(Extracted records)
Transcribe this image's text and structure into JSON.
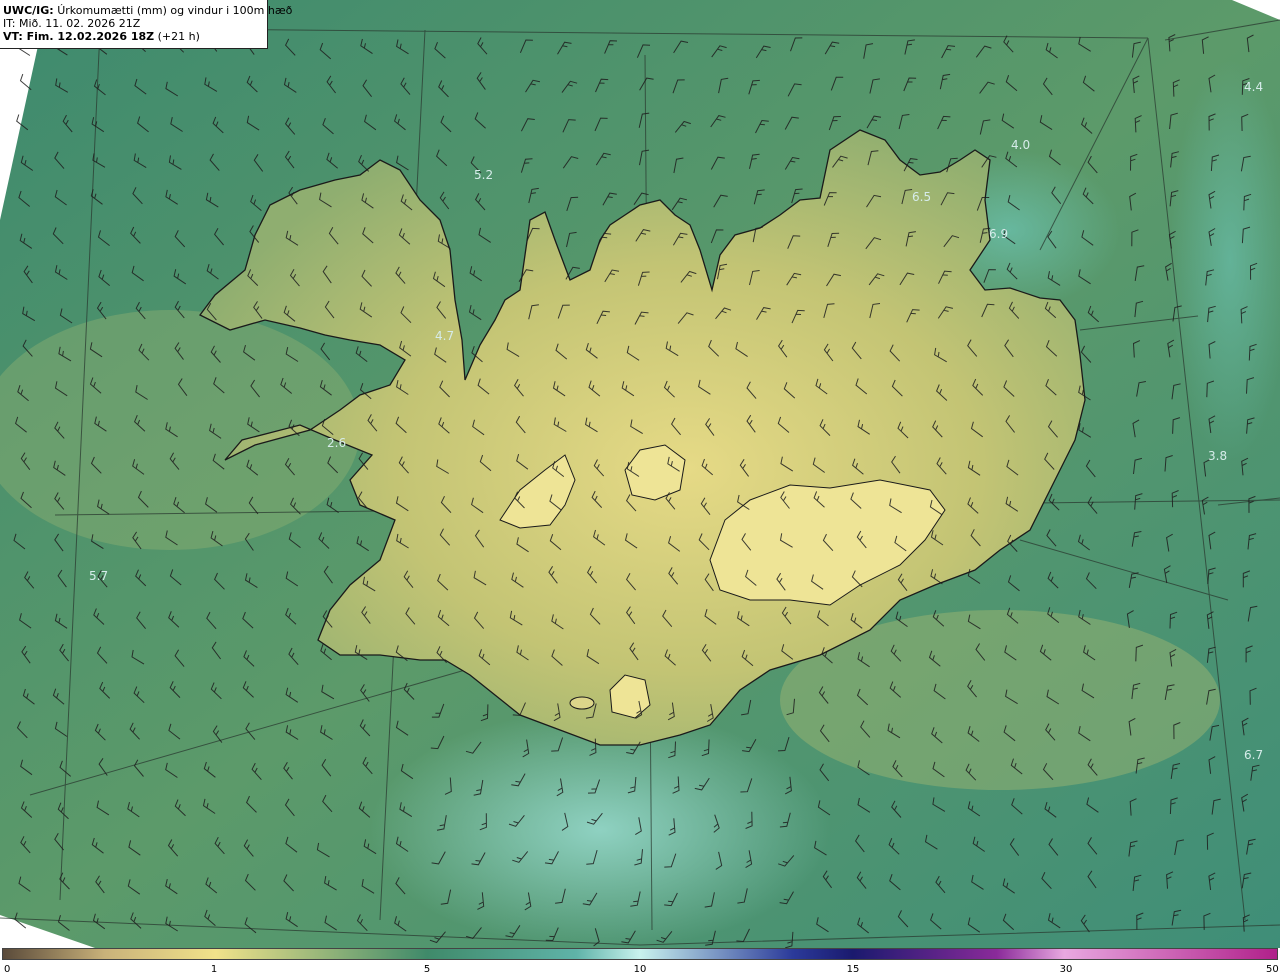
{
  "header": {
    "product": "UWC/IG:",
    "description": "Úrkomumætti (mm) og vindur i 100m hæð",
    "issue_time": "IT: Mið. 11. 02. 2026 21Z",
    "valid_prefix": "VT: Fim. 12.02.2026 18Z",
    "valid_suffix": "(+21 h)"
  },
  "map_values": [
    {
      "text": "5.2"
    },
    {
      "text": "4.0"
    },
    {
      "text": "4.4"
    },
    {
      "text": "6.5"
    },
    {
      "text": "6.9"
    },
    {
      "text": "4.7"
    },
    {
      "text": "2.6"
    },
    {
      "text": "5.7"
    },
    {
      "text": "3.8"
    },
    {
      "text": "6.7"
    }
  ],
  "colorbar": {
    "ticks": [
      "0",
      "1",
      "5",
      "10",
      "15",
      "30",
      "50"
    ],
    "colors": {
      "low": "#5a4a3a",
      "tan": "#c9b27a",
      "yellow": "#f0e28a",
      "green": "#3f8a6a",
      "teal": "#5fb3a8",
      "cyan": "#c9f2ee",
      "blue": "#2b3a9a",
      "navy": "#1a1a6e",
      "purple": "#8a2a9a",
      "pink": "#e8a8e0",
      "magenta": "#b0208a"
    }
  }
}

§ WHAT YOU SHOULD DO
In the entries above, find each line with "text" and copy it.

§ RESPONSE BELOW
Transcribe this image's text and structure into JSON.
      "text": "5.2"
      "text": "4.0"
      "text": "4.4"
      "text": "6.5"
      "text": "6.9"
      "text": "4.7"
      "text": "2.6"
      "text": "5.7"
      "text": "3.8"
      "text": "6.7"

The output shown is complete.